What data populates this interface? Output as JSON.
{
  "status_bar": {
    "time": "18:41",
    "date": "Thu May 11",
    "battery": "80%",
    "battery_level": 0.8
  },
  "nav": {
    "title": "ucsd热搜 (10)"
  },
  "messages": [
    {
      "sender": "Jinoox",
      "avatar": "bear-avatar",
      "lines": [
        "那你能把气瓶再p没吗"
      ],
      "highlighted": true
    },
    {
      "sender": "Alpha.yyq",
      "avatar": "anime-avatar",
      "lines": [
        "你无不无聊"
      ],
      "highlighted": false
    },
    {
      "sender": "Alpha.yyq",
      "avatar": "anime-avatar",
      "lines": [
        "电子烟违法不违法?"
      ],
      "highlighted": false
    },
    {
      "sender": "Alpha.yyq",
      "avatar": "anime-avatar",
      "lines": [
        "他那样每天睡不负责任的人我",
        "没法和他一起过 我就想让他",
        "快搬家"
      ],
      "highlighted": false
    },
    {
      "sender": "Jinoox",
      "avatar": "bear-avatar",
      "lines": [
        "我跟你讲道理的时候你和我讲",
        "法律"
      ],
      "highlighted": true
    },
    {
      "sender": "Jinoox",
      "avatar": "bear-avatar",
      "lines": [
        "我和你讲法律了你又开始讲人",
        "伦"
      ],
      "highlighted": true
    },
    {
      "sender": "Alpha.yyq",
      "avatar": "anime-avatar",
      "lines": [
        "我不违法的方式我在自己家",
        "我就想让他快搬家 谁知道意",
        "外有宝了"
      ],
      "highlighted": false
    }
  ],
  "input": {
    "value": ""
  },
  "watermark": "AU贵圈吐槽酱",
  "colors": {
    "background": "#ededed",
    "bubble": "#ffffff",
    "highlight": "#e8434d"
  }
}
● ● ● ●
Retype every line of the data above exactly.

What data populates this interface? Output as JSON.
{
  "status_bar": {
    "time": "18:41",
    "date": "Thu May 11",
    "battery": "80%",
    "battery_level": 0.8
  },
  "nav": {
    "title": "ucsd热搜 (10)"
  },
  "messages": [
    {
      "sender": "Jinoox",
      "avatar": "bear-avatar",
      "lines": [
        "那你能把气瓶再p没吗"
      ],
      "highlighted": true
    },
    {
      "sender": "Alpha.yyq",
      "avatar": "anime-avatar",
      "lines": [
        "你无不无聊"
      ],
      "highlighted": false
    },
    {
      "sender": "Alpha.yyq",
      "avatar": "anime-avatar",
      "lines": [
        "电子烟违法不违法?"
      ],
      "highlighted": false
    },
    {
      "sender": "Alpha.yyq",
      "avatar": "anime-avatar",
      "lines": [
        "他那样每天睡不负责任的人我",
        "没法和他一起过 我就想让他",
        "快搬家"
      ],
      "highlighted": false
    },
    {
      "sender": "Jinoox",
      "avatar": "bear-avatar",
      "lines": [
        "我跟你讲道理的时候你和我讲",
        "法律"
      ],
      "highlighted": true
    },
    {
      "sender": "Jinoox",
      "avatar": "bear-avatar",
      "lines": [
        "我和你讲法律了你又开始讲人",
        "伦"
      ],
      "highlighted": true
    },
    {
      "sender": "Alpha.yyq",
      "avatar": "anime-avatar",
      "lines": [
        "我不违法的方式我在自己家",
        "我就想让他快搬家 谁知道意",
        "外有宝了"
      ],
      "highlighted": false
    }
  ],
  "input": {
    "value": ""
  },
  "watermark": "AU贵圈吐槽酱",
  "colors": {
    "background": "#ededed",
    "bubble": "#ffffff",
    "highlight": "#e8434d"
  }
}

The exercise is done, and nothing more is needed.